This is a picture of a Chinese pharmaceutical’s HQ.  The Chinese government’s balance sheet shows almost negligible debt.  We tend to think of China as a growth economy doing so much better than we are.  Most of its people still live in poverty.  There is massive debt we might call quasi-governmental – some estimate this at 200% of GDP which is as bad as most of Europe.  Some investors are short on China – meaning they bet on it coming down.

There are now more than rumours of a massive gas field under Lancashire – the once great county of industrial revolution that stretched from Derbyshire to Barrow.  Instead of sensible debate on what to do with this we are getting scare stories on earthquakes and blazing water taps.  Could we do something to keep these riches out of the hands of people who build ‘marble cathedrals’ and get into a genuine wealth creation for all?  My own recommendation would be for us to join the Scots in a new EU country broadly  north of the M62.

We Don’t Understand The Big Lies

The video points out something I’ve known about politics and economics for many years.  They are not what they claim to be. A number of claims are made here that are true, including that if China grows to become more or less as ‘wealthy’ as the US – the two countries will then be consuming 125% of the world.

We are going to war – make no mistake on this. Each of us is taking 20 times our share of the world.  We are buying land out from under people who need it to feed themselves.  The complex answers needed are beyond the goons who run the show and most of us can’t even see the problem.  War will become the preferred solution because we are idiots.  They are grooming us for it now.  Yet we could go another way.  We just won’t.  We could have another economics, but then, you didn’t get the last lot, did you?

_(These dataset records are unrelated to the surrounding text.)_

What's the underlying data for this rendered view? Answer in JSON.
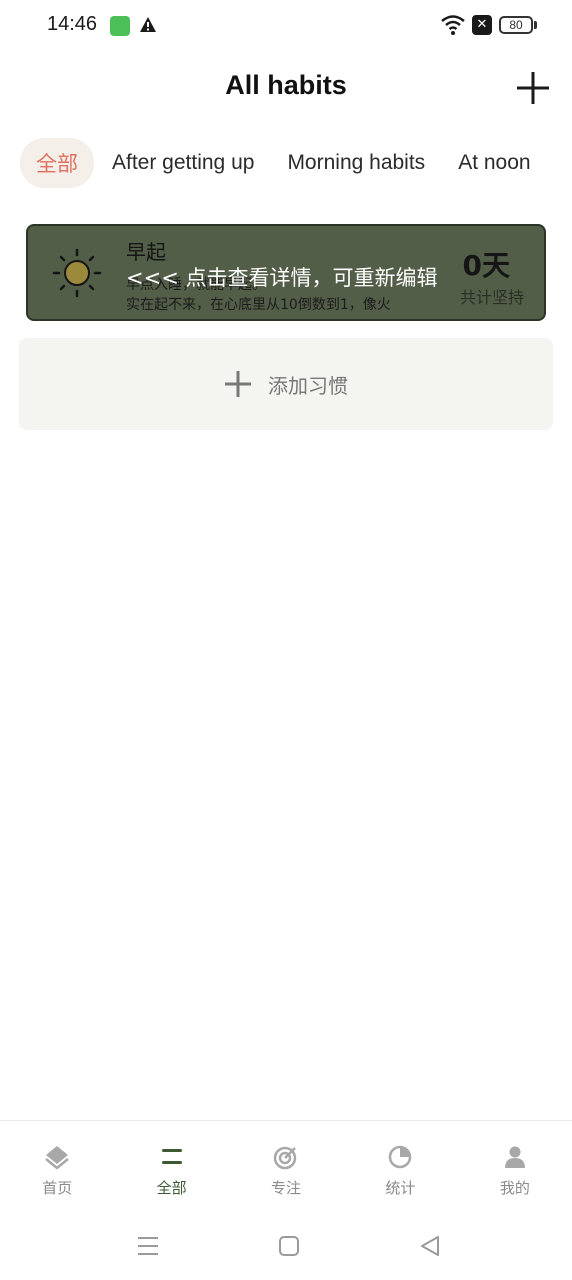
{
  "status_bar": {
    "time": "14:46",
    "battery": "80",
    "icons": [
      "app-icon",
      "warning-icon",
      "wifi-icon",
      "close-box-icon",
      "battery-icon"
    ]
  },
  "header": {
    "title": "All habits",
    "add_icon": "plus-icon"
  },
  "tabs": [
    {
      "label": "全部",
      "active": true
    },
    {
      "label": "After getting up",
      "active": false
    },
    {
      "label": "Morning habits",
      "active": false
    },
    {
      "label": "At noon",
      "active": false
    }
  ],
  "habit": {
    "icon": "sun-icon",
    "name": "早起",
    "desc_line1": "早点入睡，就能早起。",
    "desc_line2": "实在起不来，在心底里从10倒数到1，像火",
    "days": "0天",
    "total_label": "共计坚持",
    "overlay_hint": "<<< 点击查看详情，可重新编辑"
  },
  "add_habit": {
    "label": "添加习惯",
    "icon": "plus-icon"
  },
  "bottom_nav": [
    {
      "label": "首页",
      "icon": "home-icon",
      "active": false
    },
    {
      "label": "全部",
      "icon": "list-icon",
      "active": true
    },
    {
      "label": "专注",
      "icon": "target-icon",
      "active": false
    },
    {
      "label": "统计",
      "icon": "pie-chart-icon",
      "active": false
    },
    {
      "label": "我的",
      "icon": "user-icon",
      "active": false
    }
  ],
  "colors": {
    "card_bg": "#535e48",
    "active_tab_text": "#e07060",
    "active_nav": "#3d5a35"
  }
}
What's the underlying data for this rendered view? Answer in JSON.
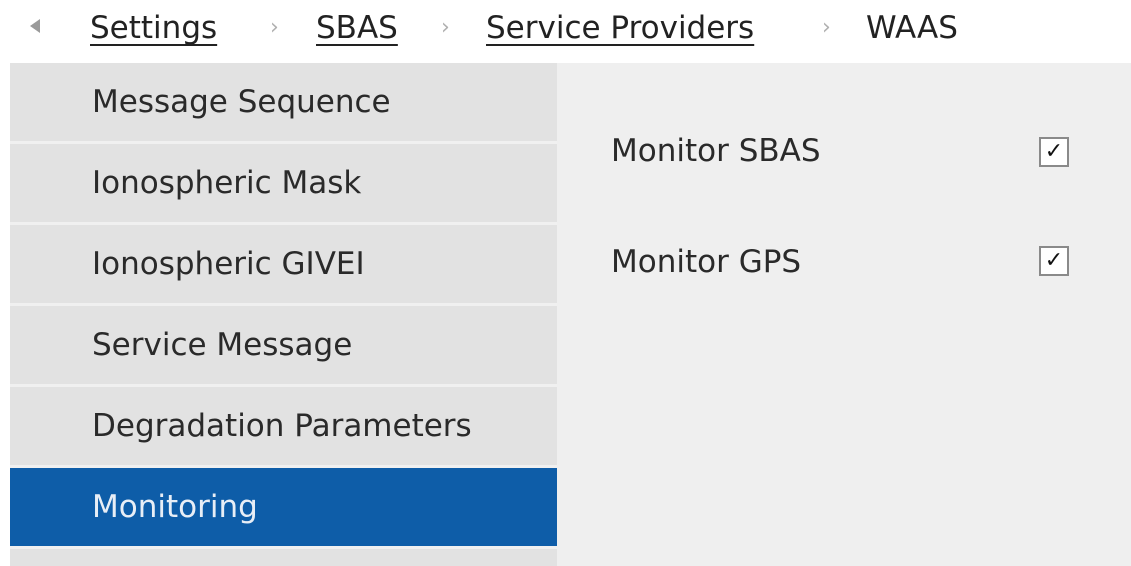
{
  "breadcrumb": {
    "items": [
      "Settings",
      "SBAS",
      "Service Providers",
      "WAAS"
    ],
    "separator": "›"
  },
  "sidebar": {
    "items": [
      {
        "label": "Message Sequence",
        "active": false
      },
      {
        "label": "Ionospheric Mask",
        "active": false
      },
      {
        "label": "Ionospheric GIVEI",
        "active": false
      },
      {
        "label": "Service Message",
        "active": false
      },
      {
        "label": "Degradation Parameters",
        "active": false
      },
      {
        "label": "Monitoring",
        "active": true
      }
    ]
  },
  "content": {
    "options": [
      {
        "label": "Monitor SBAS",
        "checked": true,
        "mark": "✓"
      },
      {
        "label": "Monitor GPS",
        "checked": true,
        "mark": "✓"
      }
    ]
  },
  "colors": {
    "active_item": "#0e5da8",
    "sidebar_item": "#e2e2e2",
    "content_bg": "#efefef"
  }
}
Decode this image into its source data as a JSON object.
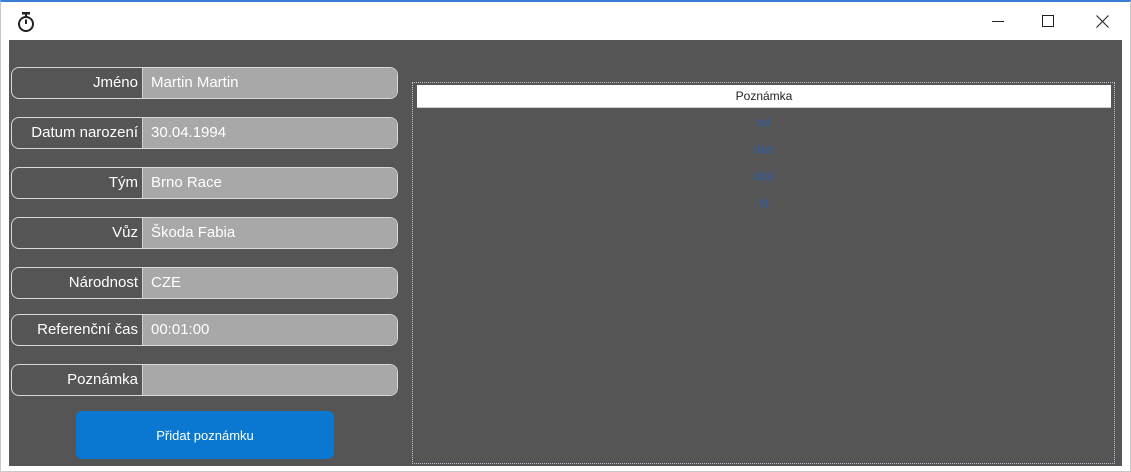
{
  "window": {
    "icon": "stopwatch-icon",
    "controls": {
      "minimize_icon": "minimize-icon",
      "maximize_icon": "maximize-icon",
      "close_icon": "close-icon"
    }
  },
  "form": {
    "fields": [
      {
        "label": "Jméno",
        "value": "Martin Martin"
      },
      {
        "label": "Datum narození",
        "value": "30.04.1994"
      },
      {
        "label": "Tým",
        "value": "Brno Race"
      },
      {
        "label": "Vůz",
        "value": "Škoda Fabia"
      },
      {
        "label": "Národnost",
        "value": "CZE"
      },
      {
        "label": "Referenční čas",
        "value": "00:01:00"
      },
      {
        "label": "Poznámka",
        "value": ""
      }
    ],
    "add_note_label": "Přidat poznámku"
  },
  "notes": {
    "header": "Poznámka",
    "items": [
      "sd",
      "das",
      "ddd",
      "fd"
    ]
  },
  "colors": {
    "background": "#555555",
    "input": "#a8a8a8",
    "accent": "#0a78d0",
    "note_text": "#2e5aa8"
  }
}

The Democratic Republic of Congo sits on about $27 trillion of assets.  It’s currently kept in perpetual war.  Zimbabwe was once the breadbasket of Africa, as Ukraine was in Europe.  They are all being bought up by foreign interests.  This is just stage one, which has also involved the curtailment of any independent war reporting from Falklands to Afghanistan.  I seem to remember George Orwell wrote the book.

Global Grumpy?

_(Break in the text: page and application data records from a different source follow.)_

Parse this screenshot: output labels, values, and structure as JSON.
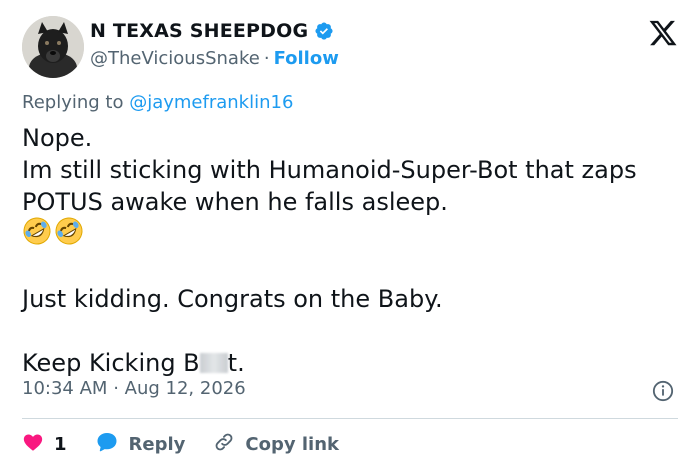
{
  "author": {
    "display_name": "N TEXAS SHEEPDOG",
    "handle": "@TheViciousSnake",
    "separator": "·",
    "follow_label": "Follow"
  },
  "reply_context": {
    "prefix": "Replying to",
    "mention": "@jaymefranklin16"
  },
  "tweet": {
    "line1": "Nope.",
    "line2": "Im still sticking with Humanoid-Super-Bot that zaps POTUS awake when he falls asleep.",
    "line3": "Just kidding. Congrats on the Baby.",
    "line4_before": "Keep Kicking B",
    "line4_after": "t.",
    "emoji": [
      "rolling-on-floor-laughing",
      "rolling-on-floor-laughing"
    ]
  },
  "meta": {
    "time": "10:34 AM",
    "separator": "·",
    "date": "Aug 12, 2026"
  },
  "actions": {
    "like_count": "1",
    "reply_label": "Reply",
    "copy_label": "Copy link"
  },
  "colors": {
    "accent": "#1d9bf0",
    "like": "#f91880",
    "muted": "#536471",
    "text": "#0f1419"
  }
}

James Howard Kunstler is a good example of some very sceptical American thinking – http://kunstler.com/blog/2011/01/forecast-2011—gird-your-loins-for-lower-living-standards.html#more

The basics are that most of what we call banking is a scam, any recovery is just a re-elaboration of the scam, most of what we call ‘the economy’ is about pointless crap and we’d be better off having lives rather than globalism.  Scary reading, a bit like Banksidebabble or the better ‘evil poor – police farce’ stories on Gadget writ large in the idiot global economy.  Britain is cast as a European and Middle Eastern banking centre with little other economic activity.  China is probably being screwed by an even more corrupt banking system than ours – one without even minimal scrutiny, building empty cities that may put Ireland’s ‘Ghost Towns’ in minimalist perspective.

Kunstler is worth a bit of a read.  The question is what might make us wake up to reality.  We have a legitimation crisis, something done to death in academe as ‘postmodernism’ for 30 years.  He suggests the moment may come through an Indian war against Pakistan.